By Eric Jager (Guest Contributor)
In the 1660s, a curious parchment scroll was discovered at an old château in the south of France. It was a police report on the 1407 murder of Louis of Orleans, brother of the insane king, hacked to death one night in a Paris street. In it was an autopsy report, detailed notes on the case, and numerous witness statements taken by investigators. The scroll had been compiled by the city provost or chief of police, Guillaume de Tignonville. After thirty feet, it abruptly ended. Guillaume had sprung a trap eliciting a confession from a member of the royal family. He was now in danger, and the nation was headed for civil war.
A Rare Look into Medieval Investigations
The scroll, compiled in the turbulent days after the crime, reads like a police procedural, detailing how Guillaume and his officers closed the city gates, examined the crime scene, scoured Paris for evidence, and summoned dozen of ordinary Parisians to give statements. It offers a rare inside look at a medieval crime investigation, letting us hear the voices of long-dead Parisians caught up in great events and otherwise lost to history. We hear, for example, the vivid testimony of Jacquette Griffard, a shoemaker’s wife who watched in horror from her window as the band of masked assassins attacked Louis in the street below:
I saw the great lord on his knees in the middle of the street, in front of the door of the house of Marshal Rieux. His head was bare, and he was surrounded by seven or eight men. They all had masks — I couldn’t see their faces — and they were holding swords and axes. I couldn’t see the horses anymore. The men began striking the lord with their weapons. He raised his arm once or twice over his head, saying, “What is this? What are you doing?” No one answered.
Soon the lord fell down in the street and lay there, while the men kept hitting him with their swords, cut and thrust, as hard as they could, as if they were beating an old mattress.
I yelled out as loudly as I could: “Murder! Murder!”
One of the men in the street looked up and shouted: “ Shut up, you damned woman! Shut up!”
Along with Jacquette, more than three dozen witnesses were summoned — clerks, barbers, shopkeepers, and other housewives. Through their testimony we see the bustling neighborhood of the Marais before the crime, the moonless night of the murder, and the immediate aftermath as the assassins galloped away through the darkened streets. But these and other details were nearly lost when the scroll went missing at some point after the events. It was recovered years later largely by accident.

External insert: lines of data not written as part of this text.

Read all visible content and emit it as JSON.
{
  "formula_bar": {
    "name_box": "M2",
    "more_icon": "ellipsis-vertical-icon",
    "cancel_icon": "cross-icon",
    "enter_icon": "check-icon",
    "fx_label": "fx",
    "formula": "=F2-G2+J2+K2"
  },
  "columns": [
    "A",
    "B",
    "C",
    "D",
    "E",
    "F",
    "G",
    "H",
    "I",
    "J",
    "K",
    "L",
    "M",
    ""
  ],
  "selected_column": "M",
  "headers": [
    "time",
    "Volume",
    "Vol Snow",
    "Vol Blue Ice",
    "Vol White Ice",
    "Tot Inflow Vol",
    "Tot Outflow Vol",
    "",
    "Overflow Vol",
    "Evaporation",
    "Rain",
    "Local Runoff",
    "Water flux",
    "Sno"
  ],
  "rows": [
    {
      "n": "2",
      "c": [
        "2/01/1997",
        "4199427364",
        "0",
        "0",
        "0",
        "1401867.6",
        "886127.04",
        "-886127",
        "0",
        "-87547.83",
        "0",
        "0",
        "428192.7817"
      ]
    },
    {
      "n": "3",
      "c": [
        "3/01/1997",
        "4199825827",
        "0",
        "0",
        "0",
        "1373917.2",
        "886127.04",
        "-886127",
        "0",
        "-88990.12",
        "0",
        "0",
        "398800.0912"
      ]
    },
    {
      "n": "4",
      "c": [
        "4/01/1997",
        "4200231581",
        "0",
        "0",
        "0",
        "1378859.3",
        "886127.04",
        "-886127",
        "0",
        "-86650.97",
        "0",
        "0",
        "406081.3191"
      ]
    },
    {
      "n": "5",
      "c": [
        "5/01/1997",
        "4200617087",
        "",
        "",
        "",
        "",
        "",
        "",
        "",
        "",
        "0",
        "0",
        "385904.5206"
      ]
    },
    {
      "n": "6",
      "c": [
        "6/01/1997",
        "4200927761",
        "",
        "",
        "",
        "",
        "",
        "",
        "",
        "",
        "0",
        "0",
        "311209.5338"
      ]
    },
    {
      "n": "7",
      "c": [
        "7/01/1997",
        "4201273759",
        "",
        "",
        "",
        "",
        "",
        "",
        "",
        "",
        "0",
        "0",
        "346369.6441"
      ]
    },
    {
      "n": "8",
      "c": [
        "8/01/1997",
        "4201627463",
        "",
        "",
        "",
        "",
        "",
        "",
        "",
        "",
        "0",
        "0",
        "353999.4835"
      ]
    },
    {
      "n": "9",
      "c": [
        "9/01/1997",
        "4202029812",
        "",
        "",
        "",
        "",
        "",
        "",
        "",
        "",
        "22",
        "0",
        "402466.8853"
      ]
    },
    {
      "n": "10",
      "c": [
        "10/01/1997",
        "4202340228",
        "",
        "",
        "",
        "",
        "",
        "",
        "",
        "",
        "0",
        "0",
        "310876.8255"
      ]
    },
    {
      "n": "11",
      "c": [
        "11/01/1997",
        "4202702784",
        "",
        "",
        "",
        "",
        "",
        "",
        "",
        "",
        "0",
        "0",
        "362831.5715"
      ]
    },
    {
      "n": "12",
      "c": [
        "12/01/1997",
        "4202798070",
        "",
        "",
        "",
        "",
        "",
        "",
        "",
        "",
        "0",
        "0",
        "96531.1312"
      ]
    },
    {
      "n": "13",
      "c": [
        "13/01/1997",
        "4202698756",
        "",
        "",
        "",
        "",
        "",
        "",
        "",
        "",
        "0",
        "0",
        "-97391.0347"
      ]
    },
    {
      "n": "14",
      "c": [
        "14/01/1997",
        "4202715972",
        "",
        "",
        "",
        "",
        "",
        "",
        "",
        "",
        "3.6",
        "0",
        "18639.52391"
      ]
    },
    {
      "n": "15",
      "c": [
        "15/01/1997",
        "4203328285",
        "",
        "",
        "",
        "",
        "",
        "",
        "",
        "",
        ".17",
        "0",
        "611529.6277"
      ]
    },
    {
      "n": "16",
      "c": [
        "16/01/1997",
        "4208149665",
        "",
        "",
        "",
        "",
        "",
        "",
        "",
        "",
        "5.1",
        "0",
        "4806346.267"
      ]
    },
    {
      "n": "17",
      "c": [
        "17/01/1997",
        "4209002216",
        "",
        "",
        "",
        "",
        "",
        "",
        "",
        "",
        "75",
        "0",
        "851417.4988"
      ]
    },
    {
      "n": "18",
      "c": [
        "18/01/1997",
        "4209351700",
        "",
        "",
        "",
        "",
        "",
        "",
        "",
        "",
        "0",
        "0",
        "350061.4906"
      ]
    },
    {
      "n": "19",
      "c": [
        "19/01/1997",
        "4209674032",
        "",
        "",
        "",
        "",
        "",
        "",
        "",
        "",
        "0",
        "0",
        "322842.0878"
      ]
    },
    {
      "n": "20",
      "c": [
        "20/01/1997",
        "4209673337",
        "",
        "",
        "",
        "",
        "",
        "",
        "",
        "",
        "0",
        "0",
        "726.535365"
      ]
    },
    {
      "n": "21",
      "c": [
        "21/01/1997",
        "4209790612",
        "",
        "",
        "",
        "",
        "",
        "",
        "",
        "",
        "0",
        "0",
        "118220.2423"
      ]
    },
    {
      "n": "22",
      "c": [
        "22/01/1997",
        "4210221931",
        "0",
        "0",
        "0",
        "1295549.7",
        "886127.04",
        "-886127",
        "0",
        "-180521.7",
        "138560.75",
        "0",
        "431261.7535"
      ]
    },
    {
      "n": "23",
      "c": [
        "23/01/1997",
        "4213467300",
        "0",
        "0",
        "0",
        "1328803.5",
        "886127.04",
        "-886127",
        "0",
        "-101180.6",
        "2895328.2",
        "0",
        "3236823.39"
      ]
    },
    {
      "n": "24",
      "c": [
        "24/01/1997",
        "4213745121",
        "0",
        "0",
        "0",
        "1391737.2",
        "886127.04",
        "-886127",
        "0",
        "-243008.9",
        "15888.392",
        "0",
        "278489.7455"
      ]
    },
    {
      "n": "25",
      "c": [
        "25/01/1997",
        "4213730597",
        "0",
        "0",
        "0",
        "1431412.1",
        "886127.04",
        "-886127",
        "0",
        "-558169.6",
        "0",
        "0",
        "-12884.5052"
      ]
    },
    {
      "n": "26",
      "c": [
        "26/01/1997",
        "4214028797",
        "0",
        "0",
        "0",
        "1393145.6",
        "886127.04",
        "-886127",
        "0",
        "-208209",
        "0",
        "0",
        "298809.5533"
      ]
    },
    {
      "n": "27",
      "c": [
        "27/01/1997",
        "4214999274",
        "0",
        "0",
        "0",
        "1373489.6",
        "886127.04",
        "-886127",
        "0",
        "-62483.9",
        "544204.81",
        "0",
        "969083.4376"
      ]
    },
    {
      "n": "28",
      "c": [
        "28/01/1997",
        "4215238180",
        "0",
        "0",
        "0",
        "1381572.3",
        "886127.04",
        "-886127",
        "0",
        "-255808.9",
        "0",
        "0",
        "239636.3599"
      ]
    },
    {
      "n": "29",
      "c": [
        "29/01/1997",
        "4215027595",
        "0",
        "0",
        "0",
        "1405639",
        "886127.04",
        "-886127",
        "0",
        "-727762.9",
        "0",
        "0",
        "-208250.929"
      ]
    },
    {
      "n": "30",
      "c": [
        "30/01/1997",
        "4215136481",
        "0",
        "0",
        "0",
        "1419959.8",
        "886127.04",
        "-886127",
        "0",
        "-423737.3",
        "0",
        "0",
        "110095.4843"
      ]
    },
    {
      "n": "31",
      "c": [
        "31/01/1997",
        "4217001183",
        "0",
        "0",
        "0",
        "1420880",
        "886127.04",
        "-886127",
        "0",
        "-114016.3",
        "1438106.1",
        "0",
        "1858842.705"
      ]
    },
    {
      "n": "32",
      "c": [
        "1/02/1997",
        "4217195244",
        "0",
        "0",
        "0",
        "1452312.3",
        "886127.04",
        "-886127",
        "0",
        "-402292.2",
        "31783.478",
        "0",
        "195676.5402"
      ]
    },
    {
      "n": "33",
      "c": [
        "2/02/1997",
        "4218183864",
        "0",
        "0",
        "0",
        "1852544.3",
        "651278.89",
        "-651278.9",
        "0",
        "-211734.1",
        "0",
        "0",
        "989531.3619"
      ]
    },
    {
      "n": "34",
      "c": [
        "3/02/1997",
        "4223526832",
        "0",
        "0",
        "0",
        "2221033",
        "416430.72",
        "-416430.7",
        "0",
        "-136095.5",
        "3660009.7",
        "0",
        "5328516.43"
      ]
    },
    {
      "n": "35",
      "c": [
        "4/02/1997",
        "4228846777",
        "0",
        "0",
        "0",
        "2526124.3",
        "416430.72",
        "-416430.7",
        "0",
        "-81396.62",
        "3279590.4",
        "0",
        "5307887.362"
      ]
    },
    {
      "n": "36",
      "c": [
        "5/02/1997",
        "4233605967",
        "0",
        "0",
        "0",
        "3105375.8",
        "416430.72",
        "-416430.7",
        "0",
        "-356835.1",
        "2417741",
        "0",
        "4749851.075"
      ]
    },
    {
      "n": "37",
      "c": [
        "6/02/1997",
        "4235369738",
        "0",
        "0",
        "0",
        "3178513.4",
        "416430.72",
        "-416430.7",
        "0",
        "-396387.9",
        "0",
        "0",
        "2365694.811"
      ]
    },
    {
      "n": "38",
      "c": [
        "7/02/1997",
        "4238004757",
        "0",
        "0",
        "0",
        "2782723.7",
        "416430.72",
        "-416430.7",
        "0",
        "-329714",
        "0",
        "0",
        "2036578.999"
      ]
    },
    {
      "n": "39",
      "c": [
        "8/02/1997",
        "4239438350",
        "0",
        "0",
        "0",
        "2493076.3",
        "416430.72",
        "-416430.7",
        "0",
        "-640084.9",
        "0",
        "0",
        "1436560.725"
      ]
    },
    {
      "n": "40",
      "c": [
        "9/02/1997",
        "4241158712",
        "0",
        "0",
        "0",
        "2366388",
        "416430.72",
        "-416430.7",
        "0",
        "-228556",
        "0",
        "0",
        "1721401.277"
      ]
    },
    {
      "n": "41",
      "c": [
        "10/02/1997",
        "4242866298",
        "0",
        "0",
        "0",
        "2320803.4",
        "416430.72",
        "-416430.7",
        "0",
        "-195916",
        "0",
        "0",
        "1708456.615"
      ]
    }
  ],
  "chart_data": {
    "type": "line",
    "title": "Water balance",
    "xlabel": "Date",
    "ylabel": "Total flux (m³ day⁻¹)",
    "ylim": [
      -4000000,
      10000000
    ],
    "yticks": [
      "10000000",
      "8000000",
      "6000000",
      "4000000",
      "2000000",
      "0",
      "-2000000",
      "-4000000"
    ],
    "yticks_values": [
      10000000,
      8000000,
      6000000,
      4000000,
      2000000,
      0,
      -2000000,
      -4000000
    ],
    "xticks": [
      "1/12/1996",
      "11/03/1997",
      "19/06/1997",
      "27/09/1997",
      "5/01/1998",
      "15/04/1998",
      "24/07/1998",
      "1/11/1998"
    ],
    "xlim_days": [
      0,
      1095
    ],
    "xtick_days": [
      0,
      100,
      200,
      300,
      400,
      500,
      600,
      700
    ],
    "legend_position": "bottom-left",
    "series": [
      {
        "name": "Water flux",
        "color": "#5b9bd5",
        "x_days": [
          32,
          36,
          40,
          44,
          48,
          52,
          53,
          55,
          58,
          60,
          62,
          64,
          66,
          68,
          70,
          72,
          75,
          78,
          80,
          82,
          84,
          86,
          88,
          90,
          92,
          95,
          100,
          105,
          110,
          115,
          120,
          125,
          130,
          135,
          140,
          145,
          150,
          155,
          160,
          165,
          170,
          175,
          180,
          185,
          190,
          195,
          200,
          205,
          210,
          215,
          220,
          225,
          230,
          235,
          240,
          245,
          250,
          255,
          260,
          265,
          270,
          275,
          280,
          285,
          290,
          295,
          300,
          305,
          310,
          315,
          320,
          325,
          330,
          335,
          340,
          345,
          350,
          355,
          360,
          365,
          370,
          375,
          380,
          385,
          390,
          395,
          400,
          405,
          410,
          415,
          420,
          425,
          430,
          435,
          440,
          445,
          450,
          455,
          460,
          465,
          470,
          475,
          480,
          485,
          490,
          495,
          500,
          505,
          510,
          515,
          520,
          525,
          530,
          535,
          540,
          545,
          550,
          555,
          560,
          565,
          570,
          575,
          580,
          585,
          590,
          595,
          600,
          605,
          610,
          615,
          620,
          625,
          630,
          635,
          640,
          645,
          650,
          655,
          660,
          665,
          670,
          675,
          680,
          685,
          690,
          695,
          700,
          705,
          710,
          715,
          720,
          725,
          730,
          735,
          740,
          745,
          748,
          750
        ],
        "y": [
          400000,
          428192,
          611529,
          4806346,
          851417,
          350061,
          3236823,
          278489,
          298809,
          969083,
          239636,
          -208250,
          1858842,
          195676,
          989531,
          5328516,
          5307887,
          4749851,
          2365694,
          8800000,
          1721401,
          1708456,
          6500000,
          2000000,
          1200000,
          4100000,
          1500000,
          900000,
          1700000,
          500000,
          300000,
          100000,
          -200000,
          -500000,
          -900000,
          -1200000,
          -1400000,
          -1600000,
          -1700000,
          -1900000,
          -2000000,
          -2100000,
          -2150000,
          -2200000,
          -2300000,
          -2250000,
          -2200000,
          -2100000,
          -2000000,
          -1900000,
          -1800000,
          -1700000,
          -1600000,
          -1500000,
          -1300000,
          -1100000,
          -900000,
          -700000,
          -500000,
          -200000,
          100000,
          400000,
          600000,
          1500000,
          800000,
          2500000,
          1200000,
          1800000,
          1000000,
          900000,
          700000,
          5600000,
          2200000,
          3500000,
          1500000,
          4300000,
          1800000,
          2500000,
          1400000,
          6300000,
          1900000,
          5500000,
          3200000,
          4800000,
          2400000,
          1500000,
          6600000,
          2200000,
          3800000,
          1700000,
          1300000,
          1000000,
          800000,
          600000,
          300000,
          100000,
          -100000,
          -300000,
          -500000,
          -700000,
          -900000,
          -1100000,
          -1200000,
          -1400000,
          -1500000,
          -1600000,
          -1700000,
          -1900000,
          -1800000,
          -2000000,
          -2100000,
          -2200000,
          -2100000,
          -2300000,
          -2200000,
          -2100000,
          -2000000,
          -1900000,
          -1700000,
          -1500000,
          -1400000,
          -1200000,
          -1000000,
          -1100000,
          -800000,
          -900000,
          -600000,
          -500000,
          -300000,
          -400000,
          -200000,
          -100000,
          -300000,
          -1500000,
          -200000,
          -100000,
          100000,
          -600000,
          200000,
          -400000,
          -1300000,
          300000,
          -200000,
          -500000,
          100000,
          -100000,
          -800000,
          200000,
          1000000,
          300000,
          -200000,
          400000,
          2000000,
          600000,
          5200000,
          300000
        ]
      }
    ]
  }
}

A Serendipitous Discovery
In the 1660s, Jean de Doat, a government official, directed a vast project to preserve thousands of old manuscripts scattered among archives and abbeys in southern France. With the support of Louis XIV’s finance minister, Jean-Baptiste Colbert, Doat hired dozens of copyists who crisscrossed the land in search of France’s forgotten patrimony.
One of the manuscripts found by the scribes was the 1407 scroll. It turned up in Pau among the papers of Charles d’Albret, Constable of France at the time of Louis’s murder and the official who first alerted Guillaume to the crime. In 1666, a scribe made a copy that was sent to Paris for safekeeping but soon fell into obscurity. In the 1730s, the Doat collection was absorbed by the royal library. The copy, like the original, was nearly forgotten.
But someone had noticed it. In the 1740s, the royal librarian, the Abbé Sallier, mentioned the copy to a scholar named Pierre Bonamy, who had been looking for records of old houses in Paris. Retrieving the document, Bonamy was amazed to find that it contained long-lost details of Louis’s murder and the provost’s investigation. Like a torch suddenly ignited in the dark, new light fell on an infamous crime. (Imagine finding the Zapruder film of JFK’s assassination decades later in a drawer!)
Bonamy presented a paper to the Royal Academy in 1748, including excerpts from Guillaume’s report. One of the eyewitness accounts he read aloud was that of Jacquette, the shoemaker’s wife, bringing her voice back to life after centuries of silence. When Bonamy’s paper was printed six years later, the hidden history of Louis’s murder, at least in part, became available to the world.
Originals, Copies, and Textual Survival
But back in the south of France, the original scroll had fallen back into obscurity. Not until the 1860s did it come to light again, when Paul Raymond, a curator at the archives in Pau, stumbled upon it while cataloguing the Albret family papers. Like Bonamy more than a century earlier, Raymond recognized his stupendous find and promptly published a full transcript.
Thanks to Guillaume, one of history’s first detectives, we have the original scroll. And thanks to Doat, Bonamy, and Raymond, we have a transcript in Paris and another in print — and online. Anyone around the world can look it up and time-travel back to Paris six centuries ago. Who knows what else modern sleuths will discover there?